→ **ABOUT THIS TASK**
Every line of the data needs to be returned exactly.
● ● ● ● ●
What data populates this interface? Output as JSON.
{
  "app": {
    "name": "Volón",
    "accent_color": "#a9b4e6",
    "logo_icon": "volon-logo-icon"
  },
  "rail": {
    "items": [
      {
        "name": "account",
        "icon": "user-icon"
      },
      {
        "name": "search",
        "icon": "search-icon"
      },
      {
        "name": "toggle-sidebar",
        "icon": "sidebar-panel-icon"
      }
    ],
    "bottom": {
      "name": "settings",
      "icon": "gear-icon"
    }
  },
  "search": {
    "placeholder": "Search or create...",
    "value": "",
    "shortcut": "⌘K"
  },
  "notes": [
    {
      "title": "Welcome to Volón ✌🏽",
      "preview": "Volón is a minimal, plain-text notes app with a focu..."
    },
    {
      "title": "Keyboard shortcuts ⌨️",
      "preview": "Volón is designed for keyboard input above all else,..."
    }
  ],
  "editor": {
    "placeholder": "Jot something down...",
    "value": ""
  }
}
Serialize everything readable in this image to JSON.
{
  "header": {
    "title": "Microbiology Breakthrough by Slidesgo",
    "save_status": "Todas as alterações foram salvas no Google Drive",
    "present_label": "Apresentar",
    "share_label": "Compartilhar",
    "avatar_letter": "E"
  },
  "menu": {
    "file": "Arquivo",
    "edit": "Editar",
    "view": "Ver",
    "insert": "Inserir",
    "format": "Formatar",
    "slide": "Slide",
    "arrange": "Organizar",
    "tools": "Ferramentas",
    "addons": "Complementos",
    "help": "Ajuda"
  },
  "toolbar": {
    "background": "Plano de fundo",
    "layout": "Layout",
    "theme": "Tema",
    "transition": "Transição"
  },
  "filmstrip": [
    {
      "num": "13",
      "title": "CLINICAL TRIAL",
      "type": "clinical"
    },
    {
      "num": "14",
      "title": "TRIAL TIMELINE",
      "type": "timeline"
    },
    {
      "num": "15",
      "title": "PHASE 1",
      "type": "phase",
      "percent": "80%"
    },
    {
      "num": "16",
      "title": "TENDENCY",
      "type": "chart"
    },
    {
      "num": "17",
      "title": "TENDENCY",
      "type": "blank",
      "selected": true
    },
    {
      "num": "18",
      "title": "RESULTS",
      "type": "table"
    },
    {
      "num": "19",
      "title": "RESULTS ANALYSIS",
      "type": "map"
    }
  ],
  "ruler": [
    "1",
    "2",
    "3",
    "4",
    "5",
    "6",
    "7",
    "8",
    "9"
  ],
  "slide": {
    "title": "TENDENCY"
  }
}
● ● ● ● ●
→ **ANSWER BOX**
What data populates this interface? Output as JSON.
{
  "app": {
    "name": "Volón",
    "accent_color": "#a9b4e6",
    "logo_icon": "volon-logo-icon"
  },
  "rail": {
    "items": [
      {
        "name": "account",
        "icon": "user-icon"
      },
      {
        "name": "search",
        "icon": "search-icon"
      },
      {
        "name": "toggle-sidebar",
        "icon": "sidebar-panel-icon"
      }
    ],
    "bottom": {
      "name": "settings",
      "icon": "gear-icon"
    }
  },
  "search": {
    "placeholder": "Search or create...",
    "value": "",
    "shortcut": "⌘K"
  },
  "notes": [
    {
      "title": "Welcome to Volón ✌🏽",
      "preview": "Volón is a minimal, plain-text notes app with a focu..."
    },
    {
      "title": "Keyboard shortcuts ⌨️",
      "preview": "Volón is designed for keyboard input above all else,..."
    }
  ],
  "editor": {
    "placeholder": "Jot something down...",
    "value": ""
  }
}
Serialize everything readable in this image to JSON.
{
  "header": {
    "title": "Microbiology Breakthrough by Slidesgo",
    "save_status": "Todas as alterações foram salvas no Google Drive",
    "present_label": "Apresentar",
    "share_label": "Compartilhar",
    "avatar_letter": "E"
  },
  "menu": {
    "file": "Arquivo",
    "edit": "Editar",
    "view": "Ver",
    "insert": "Inserir",
    "format": "Formatar",
    "slide": "Slide",
    "arrange": "Organizar",
    "tools": "Ferramentas",
    "addons": "Complementos",
    "help": "Ajuda"
  },
  "toolbar": {
    "background": "Plano de fundo",
    "layout": "Layout",
    "theme": "Tema",
    "transition": "Transição"
  },
  "filmstrip": [
    {
      "num": "13",
      "title": "CLINICAL TRIAL",
      "type": "clinical"
    },
    {
      "num": "14",
      "title": "TRIAL TIMELINE",
      "type": "timeline"
    },
    {
      "num": "15",
      "title": "PHASE 1",
      "type": "phase",
      "percent": "80%"
    },
    {
      "num": "16",
      "title": "TENDENCY",
      "type": "chart"
    },
    {
      "num": "17",
      "title": "TENDENCY",
      "type": "blank",
      "selected": true
    },
    {
      "num": "18",
      "title": "RESULTS",
      "type": "table"
    },
    {
      "num": "19",
      "title": "RESULTS ANALYSIS",
      "type": "map"
    }
  ],
  "ruler": [
    "1",
    "2",
    "3",
    "4",
    "5",
    "6",
    "7",
    "8",
    "9"
  ],
  "slide": {
    "title": "TENDENCY"
  }
}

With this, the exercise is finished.